What do patriots, hillbillies, speakeasies and NASCAR all have in common? Moonshine, white lightning, mountain dew, hooch; whatever you call it, the mason jar spirit has been woven into the American fabric since the country’s founding, with a past just as storied. Our very own Food and Wine Editor, author Mark Spivak’s latest book, Moonshine Nation: The Art of Creating Cornbread in a Bottle [Lyons Press], documents the origin, and the evolution, of this downhome booze, starting with those first distillers, descendants of Scots-Irish immigrants, onto the modern moonshiners, who are still embracing that bandit brewer heritage.
So why moonshine? The corn whiskey minus oak barrel aging—hence the clear appearance—has long been an American tradition. First brought to the U.S. by Scots-Irish immigrants hailing from the Northern Ireland region of Ulster, they began distilling recipe for uisce beatha—water of life in Gaelic—in the late 17th century. From there on, for many subsistence farmers of the Appalachian south—the frontier of Colonial America, distilling corn whiskey from excess corn was a way of life, not to mention a way to earn a little extra scratch to support their families. But in 1791, in response to the Revolutionary War debt, the newly formed federal government imposed its first tax on a domestic product—distilled spirits. Angry from the “whiskey tax”—the most popular spirit of the time—farmers protested, citing that “taxation without local representation” was the very reason they fought the war in the first place. As tensions mounted, things came to a head in what is now known as the Whiskey Rebellion, with militia being called into western Pennsylvania in 1794.
Since these first forays into regulating alcohol in the U.S., distillers of moonshine have maintained a fierce independence streak, bootlegging during Prohibition, with illegal stills in operation today. The name itself, moonshine, speaks to “off the books” nature of the business. Moonshine production and distribution was, historically, a hush-hush kind of business, often done under the light of the moon throughout Appalachia. A lot has changed since these early days, with many states easing restrictions on distilling with commercially made moonshines matriculating into the market. But on the other hand, there is still a very active underground of distillers creating moonshine—who hasn’t sipped on a jar of “a friend’s uncle’s” white whiskey around a campfire—and the borders have grown much broader then a mere southern thing.
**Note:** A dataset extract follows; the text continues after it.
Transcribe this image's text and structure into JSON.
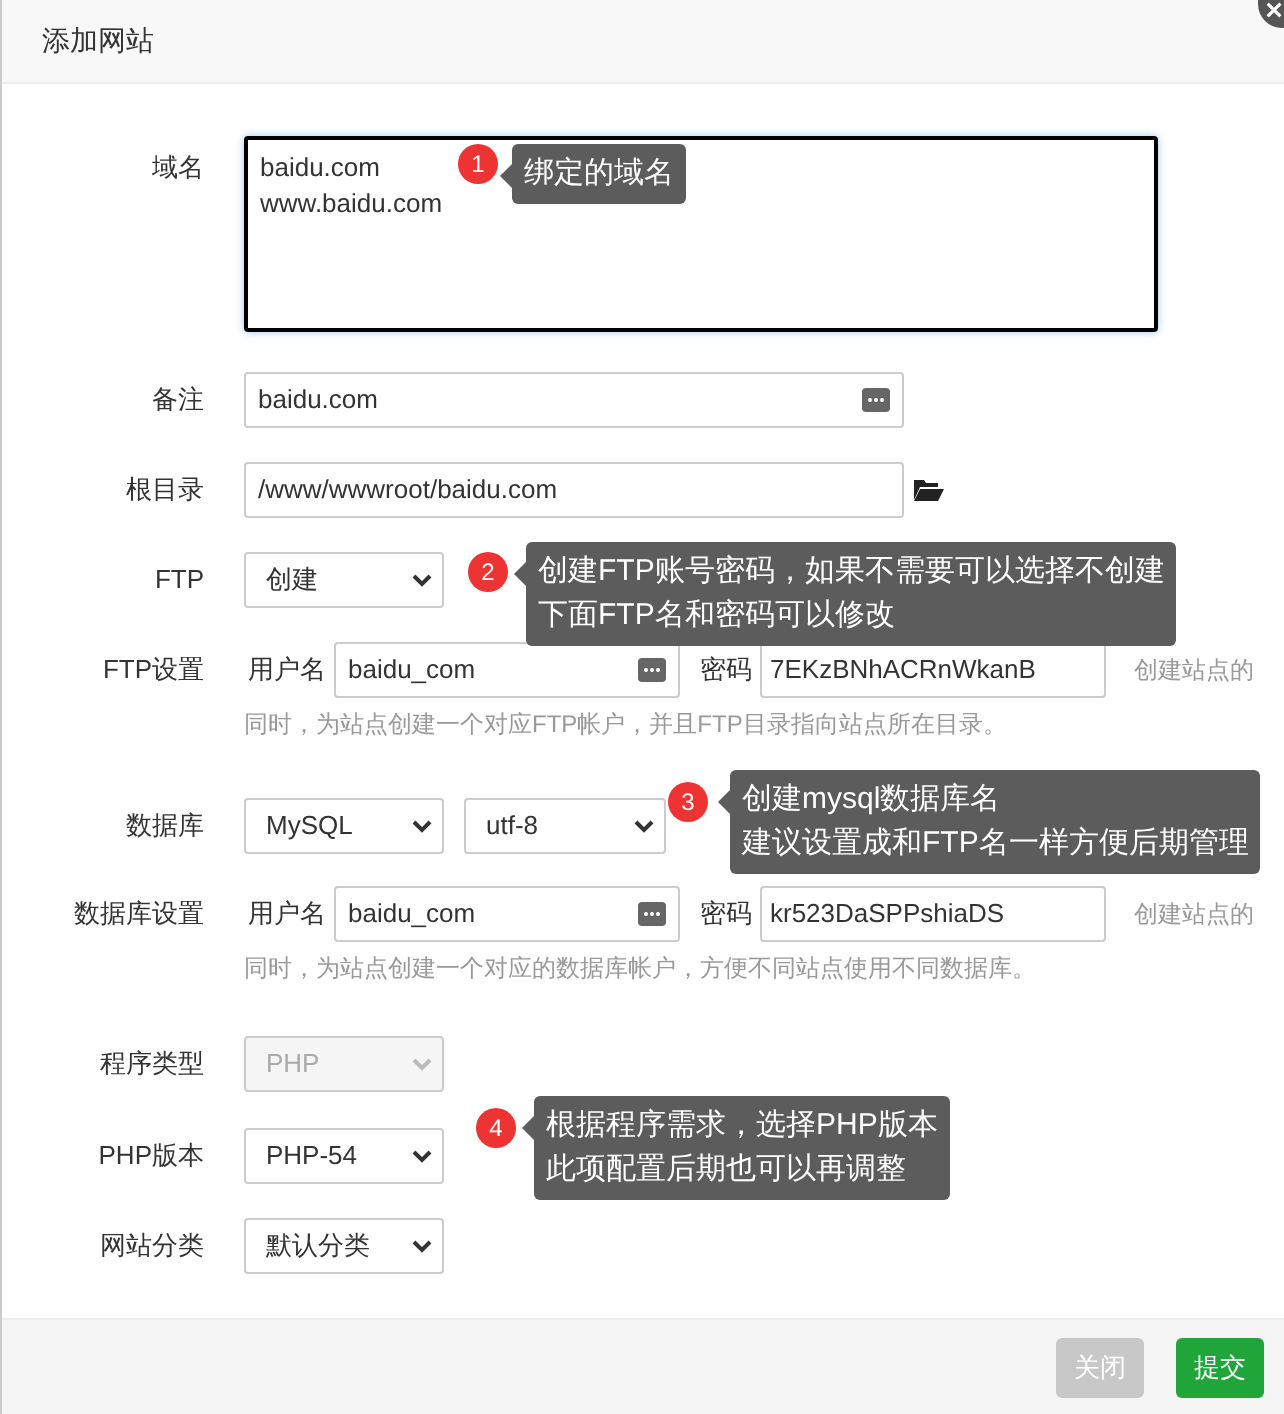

In the first half of Moonshine Nation, Spivak traces the history of moonshine, bringing it from Whiskey Rebellion of 1791-94 to today, while the second half profiles of modern moonshiners making a go of it today, along with a few recipes for the home mixologist to try. Among the modern moonshiners, Spivak speaks with NASCAR legend Junior Johnson, whose career that started as a bootlegger has come full circle with Midnight Moon, his line of legal moonshine crafted by Piedmont Distillers. The book is a great read, even for teetotalers, distilling historical anecdotes, a colorful cast of characters and that American entrepreneurial spirit that still burns bright today.
Try some moonshine sips at home with these recipes, courtesy of Midnight Moon—available at Total Wine.
Old Fashioned Apple Pie
- 1½ oz. Midnight Moon Apple Pie
- 1½ oz. rye whiskey
- Orange slice
- 5 dashes Boker’s Bitters
Muddle orange slice in glass. Fill glass with ice and add all other ingredients. Stir gently.
- 1½ oz. Midnight Moon
- 1 oz. ginger beer
- ¾ oz. fresh lemon juice
- 1 oz. simple syrup
Pour all ingredients in a glass, over ice. Stir gently.
Recipes and cocktail photos courtesy of Midnight Moon.